"I was!" Jamie wails, stomping his foot. He turns tear-filled eyes up to Henry. "I was careful, Grandpa."
"I know, kid," Henry says quickly, patting Jamie's head. "It just happens sometimes. They're quick little buggers."
Jamie hiccups and fiercely wipes at his eyes. "I'll – I'll try a-again."
Poor kid. It took him fifteen minutes just to catch that one.
A thin arm wraps around Jamie's trembling shoulders as the oldest Raegan boy pulls his brother to him. Joe smiles down at Jamie. "And I'll help you. I found a whole horde of them by the gorse bushes. Wanna help me get them in the jar?"
"Yes!" Jamie squeals, his woes instantly forgotten.
Danny scowls from a few feet away.
"Course, I'll need someone to make sure they don't get too high. You good with that, Danny?" Joe asks as he and Jamie start to walk towards the gorse bushes.
"Whatever," Danny huffs, even though he follows along.
Henry shakes his head. "After Joe died, Jamie became the glue of the family."
Maggie goes to answer, but glances behind him and instead squeezes his hand again. She stands. "Danny, it's good to see you, boy!"
"You too, Mrs. Norrington," Danny says, and Henry can hear the smile in his words.
"Can I get you anything?"
"Heathen," Maggie retorts – she's of the firm belief that coffee should never, ever be black.
Danny sits down with a grin as Maggie goes off to get coffee. Henry studies his middle grandchild. The boy looks two seconds from collapsing from exhaustion. There's a thin thread of anger winding through his entire body, making it stiff and brittle at the same time.
"You look terrible," Henry decides to say.
Danny rolls his eyes, slouching back in the chair. "Thanks, it's great to see you too, Grandpa."
"I mean it, Danny, you need to stop burning the midnight oil like this. Your family needs you healthy."
"I'm doing this for my family," Danny snaps back, eyes flashing.
"I know." Henry sighs. "You get any breaks?"
"Sanfino's not saying a word. Doesn't care about a deal. Just smirks and asks how my little brother's doing, as if he doesn't already know." Danny growls. "And we can't touch him."
"The trial's next month, isn't it?"

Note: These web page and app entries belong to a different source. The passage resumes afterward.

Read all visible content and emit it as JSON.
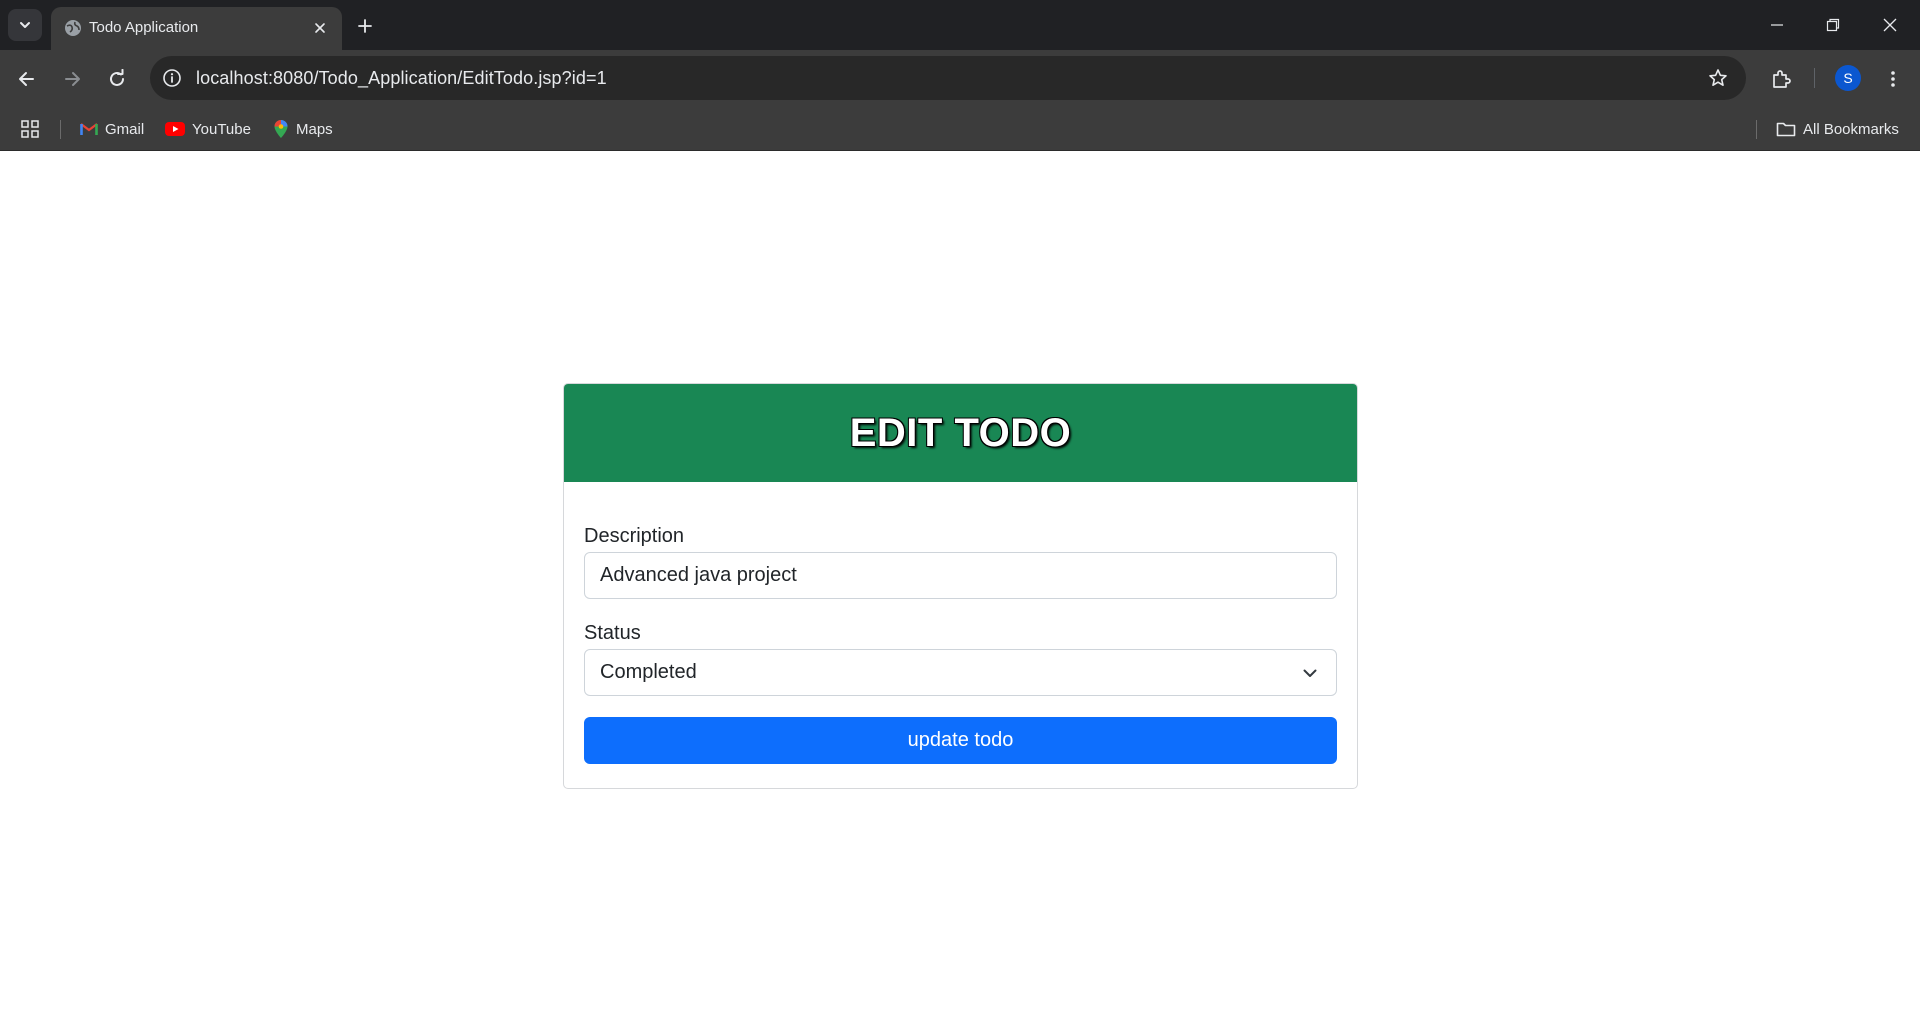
{
  "browser": {
    "tab_title": "Todo Application",
    "url": "localhost:8080/Todo_Application/EditTodo.jsp?id=1",
    "profile_initial": "S",
    "accent_color": "#0b57d0"
  },
  "bookmarks": {
    "items": [
      {
        "label": "Gmail",
        "icon": "gmail-icon"
      },
      {
        "label": "YouTube",
        "icon": "youtube-icon"
      },
      {
        "label": "Maps",
        "icon": "maps-icon"
      }
    ],
    "all_bookmarks_label": "All Bookmarks"
  },
  "form": {
    "header_title": "EDIT TODO",
    "header_color": "#198754",
    "description_label": "Description",
    "description_value": "Advanced java project",
    "status_label": "Status",
    "status_value": "Completed",
    "submit_label": "update todo",
    "submit_color": "#0d6efd"
  }
}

"You got a case? Erin going to be able to put him away?"
Danny grins, all teeth and predator glee. "And then some."
"Good." Henry sits back. He fiddles with the handle of his mug. Straightens his shoulders and looks Danny square in the eyes. "You should let the boys see Jamie."
"What?!" Danny's eyes narrow. "Did Linda put you up to this?"

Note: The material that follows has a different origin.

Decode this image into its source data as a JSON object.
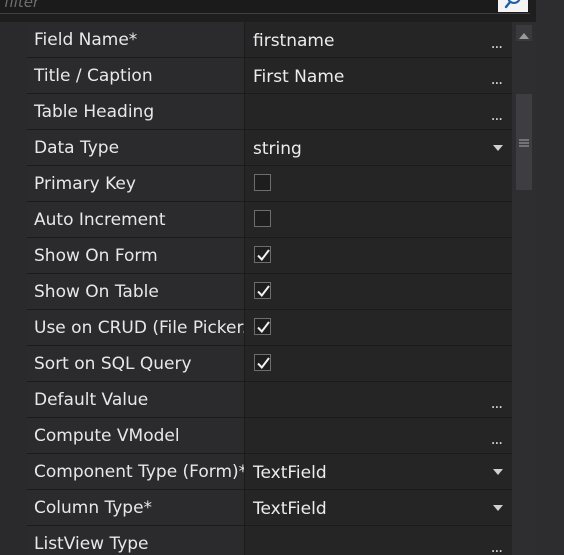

"Doesn't matter," Henry says, waving the accusation away. "It's true. Those boys need to see their uncle, Danny."
"Not like this, they don't."
"You're not protecting them, Danny," Henry replies. "You're scaring them."

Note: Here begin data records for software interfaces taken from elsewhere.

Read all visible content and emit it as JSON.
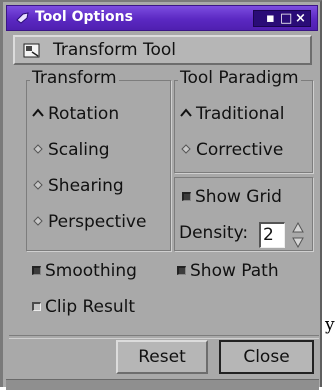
{
  "window": {
    "title": "Tool Options",
    "wm_buttons": {
      "minimize": "▪",
      "maximize": "□",
      "close": "×"
    },
    "accent_color": "#5b28c2"
  },
  "tool": {
    "name": "Transform Tool",
    "icon": "transform-tool-icon"
  },
  "transform": {
    "label": "Transform",
    "options": [
      {
        "label": "Rotation",
        "selected": true
      },
      {
        "label": "Scaling",
        "selected": false
      },
      {
        "label": "Shearing",
        "selected": false
      },
      {
        "label": "Perspective",
        "selected": false
      }
    ]
  },
  "paradigm": {
    "label": "Tool Paradigm",
    "options": [
      {
        "label": "Traditional",
        "selected": true
      },
      {
        "label": "Corrective",
        "selected": false
      }
    ]
  },
  "grid": {
    "show_grid_label": "Show Grid",
    "show_grid_checked": true,
    "density_label": "Density:",
    "density_value": "2"
  },
  "options": {
    "smoothing_label": "Smoothing",
    "smoothing_checked": true,
    "show_path_label": "Show Path",
    "show_path_checked": true,
    "clip_result_label": "Clip Result",
    "clip_result_checked": false
  },
  "buttons": {
    "reset": "Reset",
    "close": "Close"
  },
  "edge_text": "y"
}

Danny stiffens. "What's that supposed to mean?"
"What I said. You're scaring them. All they know is their uncle Jamie is hurt bad and their Dad won't let them see him. They're afraid he's dying and no one will tell them the truth."
"He's not dying!" Danny shouts, grimaces when he sees everyone look at them, and settles down. He continues at a lower tone, no less firm. "He's not dying."
"He's not," Henry agrees. "So, let the boys see him. They're strong kids, Danny. They can handle it."
Danny scowls as Maggie sets his coffee down.
She glances between them, but Henry shakes his head, so she leaves them to themselves.
"He's not waking up," Danny says after a while, eyes never leaving his coffee.
"It's not been that long," Henry says. "There's still hope."
"Yes," Henry firmly states. "Always."
"The boys really want to see him that bad?" Danny peers out the dinner window.
Danny sighs. "It's not going to relieve them. Probably give them nightmares."
"Hiding Jamie from them is giving them nightmares."
Danny blinks and looks back at him. "Linda tell you that?"
"Fine," Danny says stiffly. "But I still think this is a bad idea."
Henry reaches over. "It's not. And I'll go too, if you want. You know I've got your six."
Danny grins sadly. "Always have."
Welp, that about does it. Hope it lives up to your expectations. Lemme know how I did?